Introduction: With increasing aging of the population, many people with cardiovascular conditions are being treated with new generations oral anticoagulants (AC) or antiplatelet (AP) drugs. The intake of these medications slightly increases the risk of perioperative complications in patients undergoing purely of-clamp robotic assisted partial nephrectomy (ocRAPN). In this scenario, whether a purely-off clamp approach during RAPN may furtherly increase the risk of perioperative bleeding or severe hemorrhagic complications remains unclear.
Methods: From January 2014 to October 2019, we retrospectively analyzed our institutional review board-approved dataset of ocRAPN. Patients with therapeutic AC or AP (n=75), stopped or not before surgery, were compared with patients without therapeutic AC or AP (n=424). Overall complications, perioperative transfusions and hemorrhagic complications (hematoma, transfusion, hembolization or medical complications related to anemia or ischemia) were compared between groups. A logistic binary regression model was built to identify predictors of perioperative transfusions rate. For all statistical analyses, a two-sided p < 0.05 was considered significant.
Results: Out of a cohort of 499 patients who underwent RAPN, 15% were using AC or AP preoperatively (9.8% aspirin, 2.4% clopidogrel-like, 2.8% oral anticogulant). All medications were always stopped preoperatively. Patients under AC or AP therapy were older (67.4 vs 59.4; p=0.05) and with higher ASA score (29.3% vs 17.5%; p=0.01). Overall complications rate (10.7% vs 7%; p=0.40) and intraoperative transfusions rate (0% vs 2%; p=0.55) were comparable between groups. Postoperative transfusions rate (10.7 vs 4.7%: p=0.03) was significantly higher in patients on AC or AP. At univariable analysis, AC therapy was the only significant predictor of perioperative transfusions rate (OR =2.14 IC95% [1.02-5.69], p=0.04) (Tab.2)

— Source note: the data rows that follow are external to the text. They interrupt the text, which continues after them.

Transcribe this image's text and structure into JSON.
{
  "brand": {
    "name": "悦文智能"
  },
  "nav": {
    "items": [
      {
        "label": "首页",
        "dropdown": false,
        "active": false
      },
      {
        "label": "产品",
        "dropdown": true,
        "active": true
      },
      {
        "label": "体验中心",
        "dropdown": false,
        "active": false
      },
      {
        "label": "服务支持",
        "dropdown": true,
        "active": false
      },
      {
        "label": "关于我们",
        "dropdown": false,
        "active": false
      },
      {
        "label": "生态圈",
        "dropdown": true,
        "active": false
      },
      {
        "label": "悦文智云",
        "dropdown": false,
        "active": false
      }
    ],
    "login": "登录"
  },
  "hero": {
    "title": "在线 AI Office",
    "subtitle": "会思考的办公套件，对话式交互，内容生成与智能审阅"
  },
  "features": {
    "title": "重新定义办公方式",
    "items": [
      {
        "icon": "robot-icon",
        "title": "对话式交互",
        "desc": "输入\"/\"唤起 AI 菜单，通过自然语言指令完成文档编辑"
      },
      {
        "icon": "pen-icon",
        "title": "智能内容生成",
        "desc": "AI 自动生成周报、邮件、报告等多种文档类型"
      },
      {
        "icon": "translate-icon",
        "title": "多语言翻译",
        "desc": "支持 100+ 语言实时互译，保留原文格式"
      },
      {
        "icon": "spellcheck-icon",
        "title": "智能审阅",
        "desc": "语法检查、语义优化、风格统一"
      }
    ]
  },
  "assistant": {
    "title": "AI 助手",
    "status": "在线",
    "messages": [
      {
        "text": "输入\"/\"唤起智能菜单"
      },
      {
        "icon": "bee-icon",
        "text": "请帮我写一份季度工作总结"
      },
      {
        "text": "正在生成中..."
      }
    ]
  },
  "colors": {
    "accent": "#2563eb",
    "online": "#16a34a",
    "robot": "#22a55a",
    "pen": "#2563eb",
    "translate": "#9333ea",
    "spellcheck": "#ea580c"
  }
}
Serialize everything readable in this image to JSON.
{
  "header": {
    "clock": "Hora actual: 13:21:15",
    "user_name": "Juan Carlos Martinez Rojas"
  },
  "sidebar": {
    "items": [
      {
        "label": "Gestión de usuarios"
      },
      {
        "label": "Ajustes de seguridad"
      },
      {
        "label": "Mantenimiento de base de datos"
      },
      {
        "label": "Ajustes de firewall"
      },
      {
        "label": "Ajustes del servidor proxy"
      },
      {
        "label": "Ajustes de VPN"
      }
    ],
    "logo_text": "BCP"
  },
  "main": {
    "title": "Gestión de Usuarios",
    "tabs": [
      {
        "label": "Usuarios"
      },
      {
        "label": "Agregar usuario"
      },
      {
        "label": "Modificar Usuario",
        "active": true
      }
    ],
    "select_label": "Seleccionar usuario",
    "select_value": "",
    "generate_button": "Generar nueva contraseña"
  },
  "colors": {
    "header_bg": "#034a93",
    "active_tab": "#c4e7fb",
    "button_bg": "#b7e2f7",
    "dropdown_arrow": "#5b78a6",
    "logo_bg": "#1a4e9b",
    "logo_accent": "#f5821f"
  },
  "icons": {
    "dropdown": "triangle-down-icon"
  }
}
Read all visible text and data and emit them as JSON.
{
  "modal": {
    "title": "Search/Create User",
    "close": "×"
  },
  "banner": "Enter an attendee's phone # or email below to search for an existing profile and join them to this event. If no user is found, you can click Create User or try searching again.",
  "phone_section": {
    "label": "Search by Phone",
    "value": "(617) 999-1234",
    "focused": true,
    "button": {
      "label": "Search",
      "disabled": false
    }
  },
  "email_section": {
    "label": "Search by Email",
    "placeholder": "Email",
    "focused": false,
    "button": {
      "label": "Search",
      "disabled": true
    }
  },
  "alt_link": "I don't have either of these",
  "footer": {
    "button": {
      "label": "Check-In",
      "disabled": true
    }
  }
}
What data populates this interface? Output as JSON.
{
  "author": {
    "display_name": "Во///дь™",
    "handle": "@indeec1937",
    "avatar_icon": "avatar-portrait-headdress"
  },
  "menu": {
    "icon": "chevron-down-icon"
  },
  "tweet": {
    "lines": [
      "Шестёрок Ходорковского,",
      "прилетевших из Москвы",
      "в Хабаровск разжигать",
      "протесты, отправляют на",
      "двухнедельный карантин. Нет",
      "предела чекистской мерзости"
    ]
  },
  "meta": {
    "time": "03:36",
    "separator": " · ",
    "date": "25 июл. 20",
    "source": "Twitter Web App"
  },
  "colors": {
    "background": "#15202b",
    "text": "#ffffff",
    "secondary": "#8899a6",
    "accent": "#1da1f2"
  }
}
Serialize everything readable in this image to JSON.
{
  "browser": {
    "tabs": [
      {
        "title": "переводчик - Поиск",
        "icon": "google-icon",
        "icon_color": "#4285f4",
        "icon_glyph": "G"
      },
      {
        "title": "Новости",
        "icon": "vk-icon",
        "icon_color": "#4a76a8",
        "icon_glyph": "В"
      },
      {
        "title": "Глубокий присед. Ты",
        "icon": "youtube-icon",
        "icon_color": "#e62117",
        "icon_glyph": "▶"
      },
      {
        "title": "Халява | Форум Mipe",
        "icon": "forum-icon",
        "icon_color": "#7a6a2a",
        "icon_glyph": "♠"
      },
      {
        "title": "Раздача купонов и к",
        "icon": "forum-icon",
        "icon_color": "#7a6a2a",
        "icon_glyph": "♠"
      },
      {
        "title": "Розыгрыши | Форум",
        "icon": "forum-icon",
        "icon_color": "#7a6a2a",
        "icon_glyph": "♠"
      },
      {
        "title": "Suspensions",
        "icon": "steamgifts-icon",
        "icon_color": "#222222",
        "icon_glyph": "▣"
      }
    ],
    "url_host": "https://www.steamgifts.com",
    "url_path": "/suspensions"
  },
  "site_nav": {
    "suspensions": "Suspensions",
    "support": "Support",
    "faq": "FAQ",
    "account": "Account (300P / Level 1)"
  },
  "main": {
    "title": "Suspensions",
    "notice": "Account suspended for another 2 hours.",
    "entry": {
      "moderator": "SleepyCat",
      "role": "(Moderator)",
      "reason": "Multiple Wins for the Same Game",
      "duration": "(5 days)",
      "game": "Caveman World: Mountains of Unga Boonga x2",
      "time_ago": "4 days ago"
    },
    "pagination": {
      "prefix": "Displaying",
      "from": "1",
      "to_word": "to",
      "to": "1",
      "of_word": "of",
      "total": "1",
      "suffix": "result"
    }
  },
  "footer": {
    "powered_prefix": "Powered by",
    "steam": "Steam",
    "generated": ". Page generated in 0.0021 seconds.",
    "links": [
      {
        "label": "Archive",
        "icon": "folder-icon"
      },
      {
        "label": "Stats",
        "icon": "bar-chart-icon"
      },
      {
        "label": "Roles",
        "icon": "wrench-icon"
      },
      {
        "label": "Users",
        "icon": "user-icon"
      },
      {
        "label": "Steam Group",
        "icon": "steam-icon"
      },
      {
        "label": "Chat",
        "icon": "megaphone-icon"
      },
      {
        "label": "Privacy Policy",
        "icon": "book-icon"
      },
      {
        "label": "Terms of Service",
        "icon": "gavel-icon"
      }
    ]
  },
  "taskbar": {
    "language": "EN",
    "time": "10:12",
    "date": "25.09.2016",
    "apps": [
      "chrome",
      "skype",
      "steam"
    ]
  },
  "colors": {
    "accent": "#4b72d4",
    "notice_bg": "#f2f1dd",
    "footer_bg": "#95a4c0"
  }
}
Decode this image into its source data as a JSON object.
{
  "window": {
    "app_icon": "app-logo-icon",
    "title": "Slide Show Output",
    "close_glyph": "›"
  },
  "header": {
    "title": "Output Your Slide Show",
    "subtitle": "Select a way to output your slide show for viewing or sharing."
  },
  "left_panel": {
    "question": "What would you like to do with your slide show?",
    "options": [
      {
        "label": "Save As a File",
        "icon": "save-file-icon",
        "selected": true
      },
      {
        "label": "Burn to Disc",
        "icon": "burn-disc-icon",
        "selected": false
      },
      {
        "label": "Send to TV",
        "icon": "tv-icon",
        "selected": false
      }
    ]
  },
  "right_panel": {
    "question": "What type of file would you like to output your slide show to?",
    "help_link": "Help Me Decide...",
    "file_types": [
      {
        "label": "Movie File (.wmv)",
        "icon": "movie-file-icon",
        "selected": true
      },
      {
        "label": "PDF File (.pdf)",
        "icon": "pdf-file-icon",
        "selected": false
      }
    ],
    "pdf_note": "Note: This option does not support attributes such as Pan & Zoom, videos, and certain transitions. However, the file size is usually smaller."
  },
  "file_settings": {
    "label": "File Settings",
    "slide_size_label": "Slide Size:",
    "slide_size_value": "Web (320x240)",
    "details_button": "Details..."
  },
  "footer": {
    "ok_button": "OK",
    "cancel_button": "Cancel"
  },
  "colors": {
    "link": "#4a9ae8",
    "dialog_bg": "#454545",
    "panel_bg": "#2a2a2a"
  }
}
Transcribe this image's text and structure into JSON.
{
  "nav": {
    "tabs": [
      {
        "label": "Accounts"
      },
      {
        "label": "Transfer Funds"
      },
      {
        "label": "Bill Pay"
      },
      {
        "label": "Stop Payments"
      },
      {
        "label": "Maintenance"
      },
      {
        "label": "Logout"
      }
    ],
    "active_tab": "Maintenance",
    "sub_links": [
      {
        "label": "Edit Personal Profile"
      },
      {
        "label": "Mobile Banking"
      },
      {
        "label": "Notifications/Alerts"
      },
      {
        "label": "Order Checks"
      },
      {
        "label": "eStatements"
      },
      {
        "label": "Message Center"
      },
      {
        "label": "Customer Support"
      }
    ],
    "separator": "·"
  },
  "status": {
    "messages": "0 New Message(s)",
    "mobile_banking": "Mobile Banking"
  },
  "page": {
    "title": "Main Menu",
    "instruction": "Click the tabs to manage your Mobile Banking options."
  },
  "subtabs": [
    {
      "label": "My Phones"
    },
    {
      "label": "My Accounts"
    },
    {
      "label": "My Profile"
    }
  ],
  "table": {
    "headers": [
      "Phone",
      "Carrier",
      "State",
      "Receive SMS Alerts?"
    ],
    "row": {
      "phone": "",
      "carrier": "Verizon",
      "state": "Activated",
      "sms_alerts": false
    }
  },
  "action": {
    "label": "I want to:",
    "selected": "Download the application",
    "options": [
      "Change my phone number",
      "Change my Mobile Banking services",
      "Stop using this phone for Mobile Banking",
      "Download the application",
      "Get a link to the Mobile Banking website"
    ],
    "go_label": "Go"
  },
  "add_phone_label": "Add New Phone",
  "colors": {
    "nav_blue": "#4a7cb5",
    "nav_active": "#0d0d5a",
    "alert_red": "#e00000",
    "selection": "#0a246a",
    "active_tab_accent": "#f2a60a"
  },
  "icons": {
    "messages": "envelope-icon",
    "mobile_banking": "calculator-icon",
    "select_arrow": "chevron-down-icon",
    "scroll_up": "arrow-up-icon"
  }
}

Conclusions: AC and AP drugs use were significant predictors of increased transfusion rate, but not of postoperative severe hemorrhagic complications following ocRAPN. Source of